= WORK TO COMPLETE =
Check every line below, and copy those that include "palette".

RECORD EXCERPTS Block Start

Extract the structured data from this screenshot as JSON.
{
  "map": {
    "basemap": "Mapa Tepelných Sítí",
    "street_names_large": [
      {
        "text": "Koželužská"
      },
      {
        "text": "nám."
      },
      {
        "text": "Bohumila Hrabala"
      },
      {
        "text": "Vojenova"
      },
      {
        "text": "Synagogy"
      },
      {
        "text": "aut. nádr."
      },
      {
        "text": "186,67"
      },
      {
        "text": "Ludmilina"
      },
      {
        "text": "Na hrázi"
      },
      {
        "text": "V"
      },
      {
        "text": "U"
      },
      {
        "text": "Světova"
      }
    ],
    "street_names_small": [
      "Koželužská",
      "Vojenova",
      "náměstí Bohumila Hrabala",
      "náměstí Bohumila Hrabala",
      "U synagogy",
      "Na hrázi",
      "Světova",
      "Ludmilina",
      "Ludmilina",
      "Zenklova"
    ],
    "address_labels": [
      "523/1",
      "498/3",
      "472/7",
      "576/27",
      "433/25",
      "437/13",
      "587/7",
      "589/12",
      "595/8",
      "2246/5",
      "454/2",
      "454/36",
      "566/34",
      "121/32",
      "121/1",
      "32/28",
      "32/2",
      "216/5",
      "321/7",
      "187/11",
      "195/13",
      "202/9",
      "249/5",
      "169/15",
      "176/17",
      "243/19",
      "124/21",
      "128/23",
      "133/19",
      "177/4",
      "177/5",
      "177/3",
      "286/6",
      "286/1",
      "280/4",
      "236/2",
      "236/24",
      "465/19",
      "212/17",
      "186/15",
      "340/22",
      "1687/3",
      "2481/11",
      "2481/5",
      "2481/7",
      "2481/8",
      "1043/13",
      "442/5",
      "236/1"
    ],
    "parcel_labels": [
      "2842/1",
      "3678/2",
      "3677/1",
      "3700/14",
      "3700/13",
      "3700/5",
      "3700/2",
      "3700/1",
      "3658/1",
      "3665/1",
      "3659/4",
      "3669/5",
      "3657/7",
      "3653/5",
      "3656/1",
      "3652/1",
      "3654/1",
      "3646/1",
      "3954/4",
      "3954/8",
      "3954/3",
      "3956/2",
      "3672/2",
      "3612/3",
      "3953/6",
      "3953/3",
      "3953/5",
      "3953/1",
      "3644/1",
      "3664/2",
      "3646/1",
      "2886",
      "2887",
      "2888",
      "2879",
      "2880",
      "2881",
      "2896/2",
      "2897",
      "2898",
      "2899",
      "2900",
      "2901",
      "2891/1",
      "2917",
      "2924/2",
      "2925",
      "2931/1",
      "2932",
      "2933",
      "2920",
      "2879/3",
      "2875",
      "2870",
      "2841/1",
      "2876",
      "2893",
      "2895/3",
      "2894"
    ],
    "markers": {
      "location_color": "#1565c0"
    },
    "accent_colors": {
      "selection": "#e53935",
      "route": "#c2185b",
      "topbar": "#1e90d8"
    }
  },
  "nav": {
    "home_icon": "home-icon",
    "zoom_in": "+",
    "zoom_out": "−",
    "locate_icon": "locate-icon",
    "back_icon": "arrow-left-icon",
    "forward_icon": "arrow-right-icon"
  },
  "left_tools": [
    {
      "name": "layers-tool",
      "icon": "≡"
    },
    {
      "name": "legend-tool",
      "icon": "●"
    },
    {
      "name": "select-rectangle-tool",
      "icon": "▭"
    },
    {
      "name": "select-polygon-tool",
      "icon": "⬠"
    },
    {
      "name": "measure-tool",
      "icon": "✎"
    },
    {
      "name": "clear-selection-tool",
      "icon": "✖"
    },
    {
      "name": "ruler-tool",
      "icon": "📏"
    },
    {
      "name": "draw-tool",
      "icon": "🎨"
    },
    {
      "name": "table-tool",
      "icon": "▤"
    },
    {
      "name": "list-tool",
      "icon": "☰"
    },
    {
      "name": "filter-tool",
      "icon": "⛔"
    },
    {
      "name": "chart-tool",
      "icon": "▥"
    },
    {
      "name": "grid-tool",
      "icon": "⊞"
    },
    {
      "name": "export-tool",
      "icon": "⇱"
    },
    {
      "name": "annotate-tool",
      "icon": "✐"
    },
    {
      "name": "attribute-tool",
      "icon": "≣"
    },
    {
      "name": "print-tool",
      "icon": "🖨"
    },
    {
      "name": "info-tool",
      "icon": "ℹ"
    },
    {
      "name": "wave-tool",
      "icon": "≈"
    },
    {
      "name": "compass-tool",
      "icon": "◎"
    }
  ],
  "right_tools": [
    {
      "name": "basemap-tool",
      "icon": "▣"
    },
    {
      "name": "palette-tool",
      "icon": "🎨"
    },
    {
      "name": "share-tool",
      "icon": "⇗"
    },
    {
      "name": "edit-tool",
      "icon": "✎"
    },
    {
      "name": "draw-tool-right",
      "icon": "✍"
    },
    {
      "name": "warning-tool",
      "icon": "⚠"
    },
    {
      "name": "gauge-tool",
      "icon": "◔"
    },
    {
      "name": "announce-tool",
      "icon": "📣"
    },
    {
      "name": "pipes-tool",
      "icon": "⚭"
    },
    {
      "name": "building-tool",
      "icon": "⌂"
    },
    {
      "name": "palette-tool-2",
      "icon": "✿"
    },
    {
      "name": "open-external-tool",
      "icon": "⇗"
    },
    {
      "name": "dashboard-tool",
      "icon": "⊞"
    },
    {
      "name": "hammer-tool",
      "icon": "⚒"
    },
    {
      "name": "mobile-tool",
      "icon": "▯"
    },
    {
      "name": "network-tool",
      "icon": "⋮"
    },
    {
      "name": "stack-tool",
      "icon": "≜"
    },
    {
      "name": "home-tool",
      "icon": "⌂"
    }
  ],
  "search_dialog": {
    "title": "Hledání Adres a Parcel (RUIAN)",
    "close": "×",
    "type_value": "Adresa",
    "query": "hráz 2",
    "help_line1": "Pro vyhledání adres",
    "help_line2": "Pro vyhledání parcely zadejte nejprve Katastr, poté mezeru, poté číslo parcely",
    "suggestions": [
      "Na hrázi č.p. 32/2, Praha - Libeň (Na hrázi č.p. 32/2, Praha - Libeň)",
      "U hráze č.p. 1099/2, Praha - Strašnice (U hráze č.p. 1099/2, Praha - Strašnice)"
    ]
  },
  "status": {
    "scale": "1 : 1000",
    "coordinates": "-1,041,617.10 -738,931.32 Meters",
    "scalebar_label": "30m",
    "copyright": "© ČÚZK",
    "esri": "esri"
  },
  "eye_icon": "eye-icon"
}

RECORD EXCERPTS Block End

= RESULT OF THIS TASK =
      "name": "palette-tool",
      "name": "palette-tool-2",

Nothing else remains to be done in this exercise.